Eric Patterson: Graduated Spring 2018
I received a double B.S. in Zoology/Biology in 2009, a M.S. in Botany in 2013, and Ph.D. in Bioagricultural Science with a specialization in Weed Science in 2018 from Colorado State University. I wrote my dissertation on the genetics and genomics of herbicide resistant Kochia scoparia, specifically focusing on the genetic underpinnings of copy number variation and gene duplication as it relates to glyphosate resistance. My general research interests are weed genomics and understanding genome plasticity in the face of abiotic stress and herbicides. After receiving my Ph.D. I was awarded research fellowship to study the genome of Blackgrass in a three-way collaboration with Bayer International, Rothamsted Research and Clemson University as a post-doctoral researcher.
Anita Küpper, PhD Graduated Spring 2018
Anita grew up in Germany, where she received her BS in Environmental Impact Assessment and went on to earn her MS in Environmental Chemistry and Health from the University of Copenhagen, Denmark. She wrote her master thesis in aquatic toxicology at the University of California – Riverside. In June of 2014 Anita joined the Weed Science group at the Colorado State University under the guidance of Dr. Todd Gaines. Her various projects focused on the mechanism of metabolic resistance to tembotrione and the origin of glyphosate resistance in Palmer amaranth as well as 2,4-D resistance in Indian hedge mustard. She now works with Dr. Roland Beffa at the Weed Resistance Competence Center of Bayer CropScience in Frankfurt, Germany.
Derek Sebastian: Graduated Spring 2017
Derek Sebastian completed his MS at CSU in 2014 and was co-advised by Drs. Phil Westra and Scott Nissen. He continued on to finish his PhD in 2017 under the guidance of Dr. Scott Nissen and is now a member of the Bayer VM Stewardship and Development Team where he continues to develop indaziflam in the western US.
Christopher Van Horn, PhD: Graduated Summer 2016
After graduating with his PhD under the advisement of Dr. Phil Westra, Christopher took a post-doc position with the USDA-ARS under Dr. Jianchi Chen doing genomic sequence analysis of Xyllella fastidiosa bacterial strains causing Pierce’s disease in grapevine. He now lives with his wife and two children in the San Joaquin Valley, CA.
Dean Pettinga: Graduated Fall 2016
I’m a graduate of Calvin College in my hometown of Grand Rapids, Michigan. I received my degree in biology with a minor in biochemistry.Food security is one of the greatest problems facing the world in this century. This problem does not have any individual solution. I see problems and opportunities for improvement in everything from personal eating habits to natural resource management and technology. Due to my interests in basic biology, I hope to approach this problem from a scientific perspective. The opportunity to work in a lab with these facilities and interests, solving problems directly relevant to farmers drew me to the Gaines Lab.

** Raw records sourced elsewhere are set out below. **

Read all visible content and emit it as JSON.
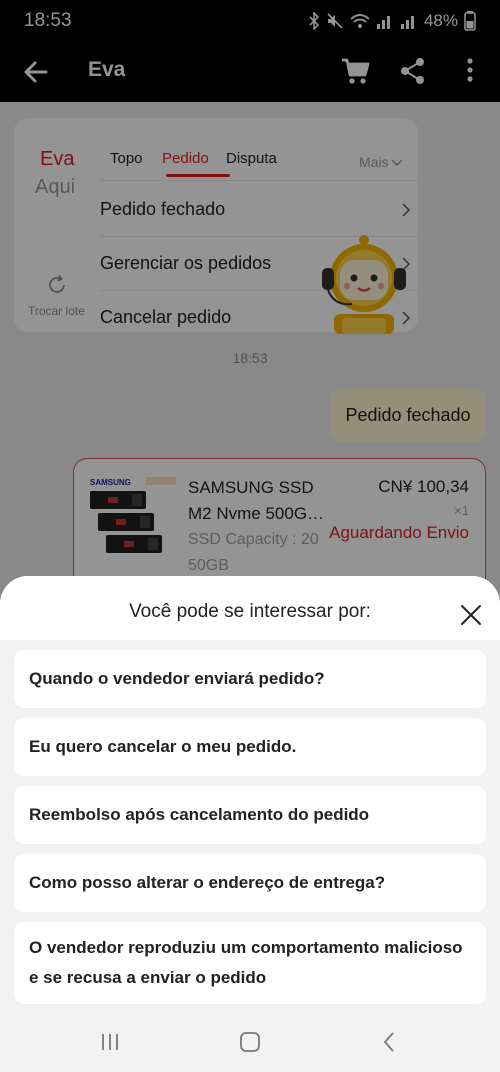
{
  "status_bar": {
    "time": "18:53",
    "battery": "48%"
  },
  "app_bar": {
    "title": "Eva",
    "icons": [
      "back-arrow-icon",
      "cart-icon",
      "share-icon",
      "more-vertical-icon"
    ]
  },
  "bot_card": {
    "name": "Eva",
    "subtitle": "Aqui",
    "refresh_label": "Trocar lote",
    "tabs": [
      "Topo",
      "Pedido",
      "Disputa"
    ],
    "active_tab": "Pedido",
    "more_label": "Mais",
    "rows": [
      "Pedido fechado",
      "Gerenciar os pedidos",
      "Cancelar pedido"
    ]
  },
  "chat": {
    "timestamp": "18:53",
    "user_message": "Pedido fechado"
  },
  "order": {
    "title": "SAMSUNG SSD M2 Nvme 500G…",
    "variant": "SSD Capacity : 20 50GB",
    "price": "CN¥ 100,34",
    "quantity": "×1",
    "status": "Aguardando Envio"
  },
  "sheet": {
    "title": "Você pode se interessar por:",
    "questions": [
      "Quando o vendedor enviará pedido?",
      "Eu quero cancelar o meu pedido.",
      "Reembolso após cancelamento do pedido",
      "Como posso alterar o endereço de entrega?",
      "O vendedor reproduziu um comportamento malicioso e se recusa a enviar o pedido"
    ]
  },
  "colors": {
    "accent": "#e02020",
    "bubble": "#fff6d0",
    "overlay": "rgba(0,0,0,0.42)"
  }
}
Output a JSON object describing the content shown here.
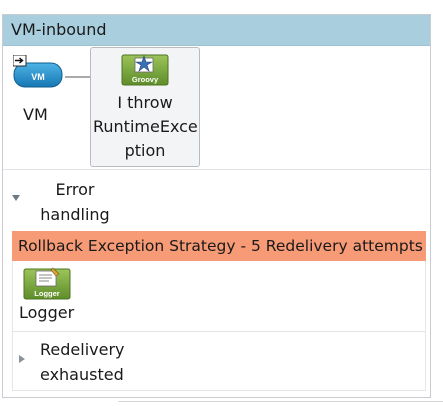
{
  "flow": {
    "title": "VM-inbound",
    "source": {
      "label": "VM",
      "icon": "vm-endpoint-icon",
      "icon_text": "VM"
    },
    "component": {
      "label": "I throw RuntimeException",
      "label_lines": [
        "I throw",
        "RuntimeExce",
        "ption"
      ],
      "icon": "groovy-icon",
      "icon_text": "Groovy"
    },
    "error_handling": {
      "label_lines": [
        "Error",
        "handling"
      ],
      "expanded": true,
      "strategy": {
        "title": "Rollback Exception Strategy - 5 Redelivery attempts",
        "processor": {
          "label": "Logger",
          "icon": "logger-icon",
          "icon_text": "Logger"
        },
        "redelivery": {
          "label_lines": [
            "Redelivery",
            "exhausted"
          ],
          "expanded": false
        }
      }
    }
  },
  "colors": {
    "header_bg": "#a9cfdf",
    "strategy_bg": "#f79a76",
    "icon_blue": "#1f8dc6",
    "icon_green": "#79a43a"
  }
}
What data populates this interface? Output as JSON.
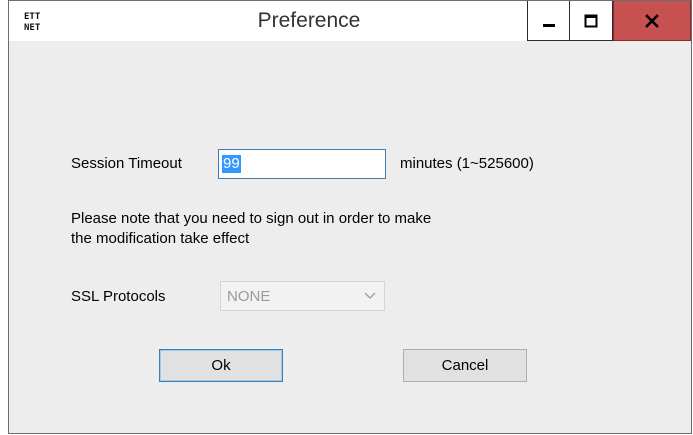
{
  "window": {
    "title": "Preference",
    "app_icon_text_line1": "ETT",
    "app_icon_text_line2": "NET"
  },
  "session_timeout": {
    "label": "Session Timeout",
    "value": "99",
    "unit_hint": "minutes (1~525600)"
  },
  "note": {
    "line1": "Please note that you need to sign out in order to make",
    "line2": "the modification take effect"
  },
  "ssl": {
    "label": "SSL Protocols",
    "selected": "NONE"
  },
  "buttons": {
    "ok_label": "Ok",
    "cancel_label": "Cancel"
  },
  "colors": {
    "close_button": "#c75050",
    "selection": "#3399ff",
    "focus_border": "#3c7fb1"
  }
}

When I’m not in the lab, I like to spend my time on a hike, run, bike ride, a day skiing in the mountains, or anything else that gets me outdoors.

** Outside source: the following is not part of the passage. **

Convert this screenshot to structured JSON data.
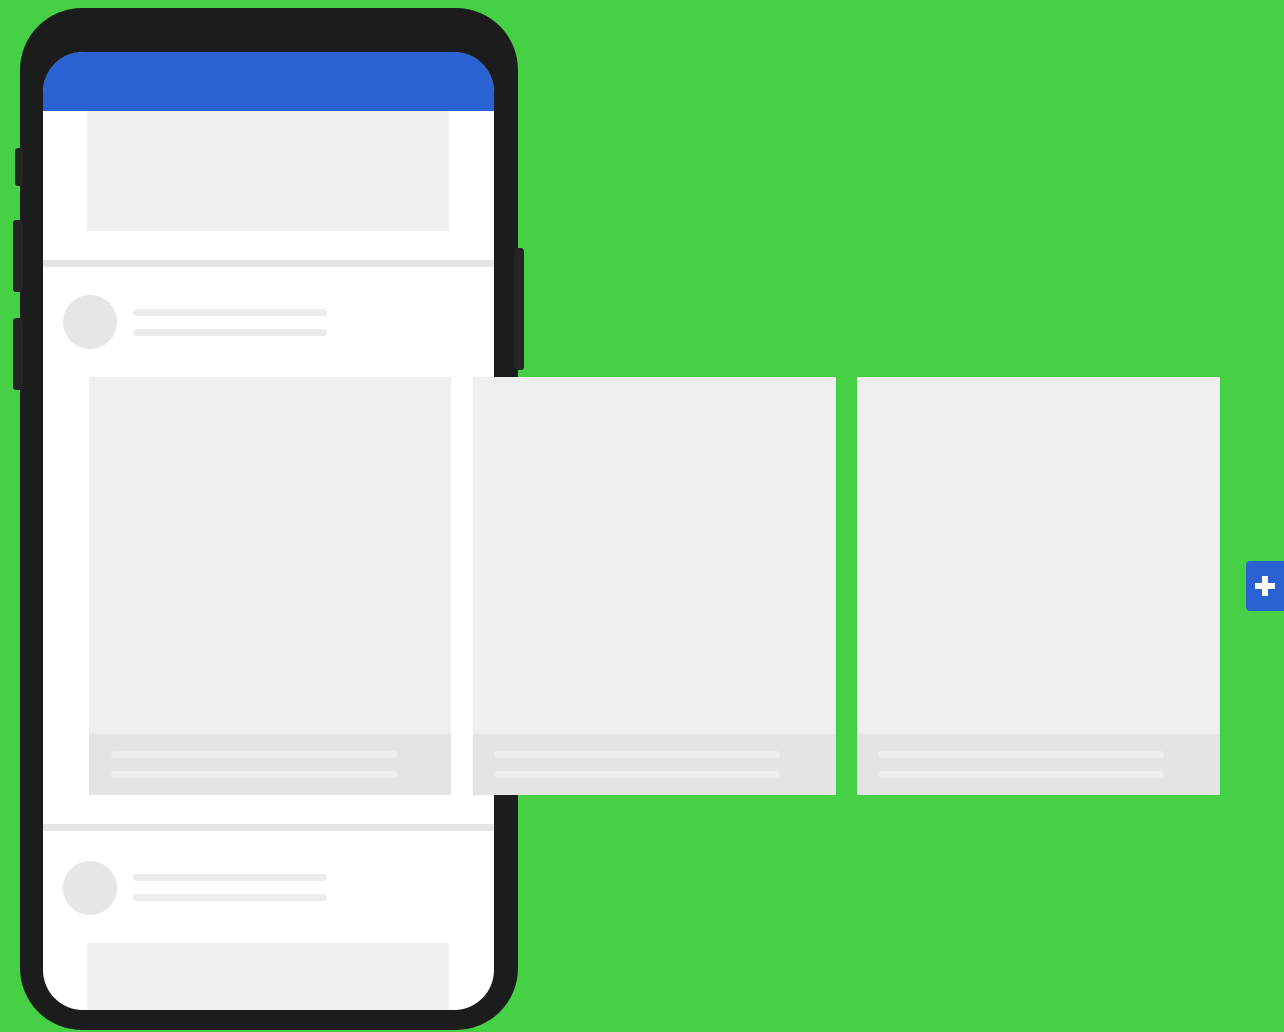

Curtis Hildebrandt: Graduate Student, Todd Gaines
I grew up in Eastern Colorado on a small irrigated farm where we grew corn and wheat. Additionally, my father is also an aerial sprayer who deals with many insect and weed crop pests. This is where my interest in agriculture and pest control got its start. I got my B.S. at Colorado State University in Soil and Crop Science, with a concentration in Soil Science, and an additional minor in Chemistry. I am currently pursuing a M.S. degree in the department of Weed Science under the direction of Dr. Phil Westra, looking into the effect of aminocyclopyrachlor on desirable tree species, and will be pursuing a Ph.D. under the direction of Dr. Todd Gaines, where we will try to develop herbicide resistant wheat varieties through induced mutagenesis.